____ RAW DATA
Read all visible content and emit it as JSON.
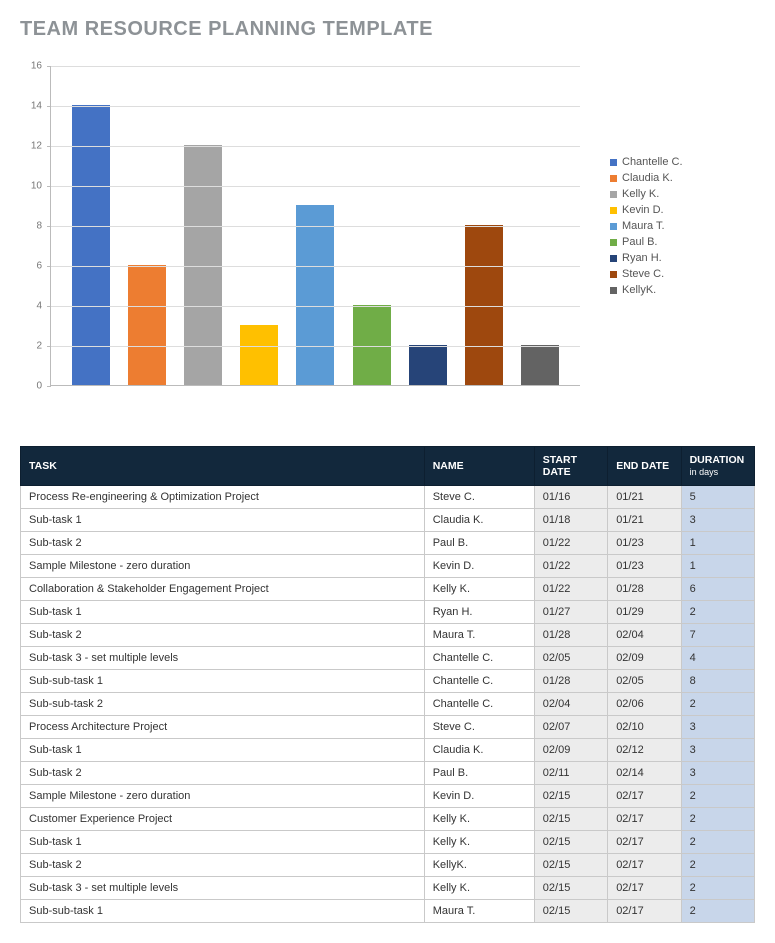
{
  "title": "TEAM RESOURCE PLANNING TEMPLATE",
  "chart_data": {
    "type": "bar",
    "categories": [
      "Chantelle C.",
      "Claudia K.",
      "Kelly K.",
      "Kevin D.",
      "Maura T.",
      "Paul B.",
      "Ryan H.",
      "Steve C.",
      "KellyK."
    ],
    "values": [
      14,
      6,
      12,
      3,
      9,
      4,
      2,
      8,
      2
    ],
    "colors": [
      "#4472c4",
      "#ed7d31",
      "#a5a5a5",
      "#ffc000",
      "#5b9bd5",
      "#70ad47",
      "#264478",
      "#9e480e",
      "#636363"
    ],
    "title": "",
    "xlabel": "",
    "ylabel": "",
    "ylim": [
      0,
      16
    ],
    "ystep": 2
  },
  "table": {
    "headers": {
      "task": "TASK",
      "name": "NAME",
      "start": "START DATE",
      "end": "END DATE",
      "duration": "DURATION",
      "duration_sub": "in days"
    },
    "rows": [
      {
        "task": "Process Re-engineering & Optimization Project",
        "name": "Steve C.",
        "start": "01/16",
        "end": "01/21",
        "dur": "5"
      },
      {
        "task": "Sub-task 1",
        "name": "Claudia K.",
        "start": "01/18",
        "end": "01/21",
        "dur": "3"
      },
      {
        "task": "Sub-task 2",
        "name": "Paul B.",
        "start": "01/22",
        "end": "01/23",
        "dur": "1"
      },
      {
        "task": "Sample Milestone - zero duration",
        "name": "Kevin D.",
        "start": "01/22",
        "end": "01/23",
        "dur": "1"
      },
      {
        "task": "Collaboration & Stakeholder Engagement Project",
        "name": "Kelly K.",
        "start": "01/22",
        "end": "01/28",
        "dur": "6"
      },
      {
        "task": "Sub-task 1",
        "name": "Ryan H.",
        "start": "01/27",
        "end": "01/29",
        "dur": "2"
      },
      {
        "task": "Sub-task 2",
        "name": "Maura T.",
        "start": "01/28",
        "end": "02/04",
        "dur": "7"
      },
      {
        "task": "Sub-task 3 - set multiple levels",
        "name": "Chantelle C.",
        "start": "02/05",
        "end": "02/09",
        "dur": "4"
      },
      {
        "task": "Sub-sub-task 1",
        "name": "Chantelle C.",
        "start": "01/28",
        "end": "02/05",
        "dur": "8"
      },
      {
        "task": "Sub-sub-task 2",
        "name": "Chantelle C.",
        "start": "02/04",
        "end": "02/06",
        "dur": "2"
      },
      {
        "task": "Process Architecture Project",
        "name": "Steve C.",
        "start": "02/07",
        "end": "02/10",
        "dur": "3"
      },
      {
        "task": "Sub-task 1",
        "name": "Claudia K.",
        "start": "02/09",
        "end": "02/12",
        "dur": "3"
      },
      {
        "task": "Sub-task 2",
        "name": "Paul B.",
        "start": "02/11",
        "end": "02/14",
        "dur": "3"
      },
      {
        "task": "Sample Milestone - zero duration",
        "name": "Kevin D.",
        "start": "02/15",
        "end": "02/17",
        "dur": "2"
      },
      {
        "task": "Customer Experience Project",
        "name": "Kelly K.",
        "start": "02/15",
        "end": "02/17",
        "dur": "2"
      },
      {
        "task": "Sub-task 1",
        "name": "Kelly K.",
        "start": "02/15",
        "end": "02/17",
        "dur": "2"
      },
      {
        "task": "Sub-task 2",
        "name": "KellyK.",
        "start": "02/15",
        "end": "02/17",
        "dur": "2"
      },
      {
        "task": "Sub-task 3 - set multiple levels",
        "name": "Kelly K.",
        "start": "02/15",
        "end": "02/17",
        "dur": "2"
      },
      {
        "task": "Sub-sub-task 1",
        "name": "Maura T.",
        "start": "02/15",
        "end": "02/17",
        "dur": "2"
      }
    ]
  }
}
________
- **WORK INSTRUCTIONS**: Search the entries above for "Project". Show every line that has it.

- **SOLVED EXERCISE**:
        "task": "Process Re-engineering & Optimization Project",
        "task": "Collaboration & Stakeholder Engagement Project",
        "task": "Process Architecture Project",
        "task": "Customer Experience Project",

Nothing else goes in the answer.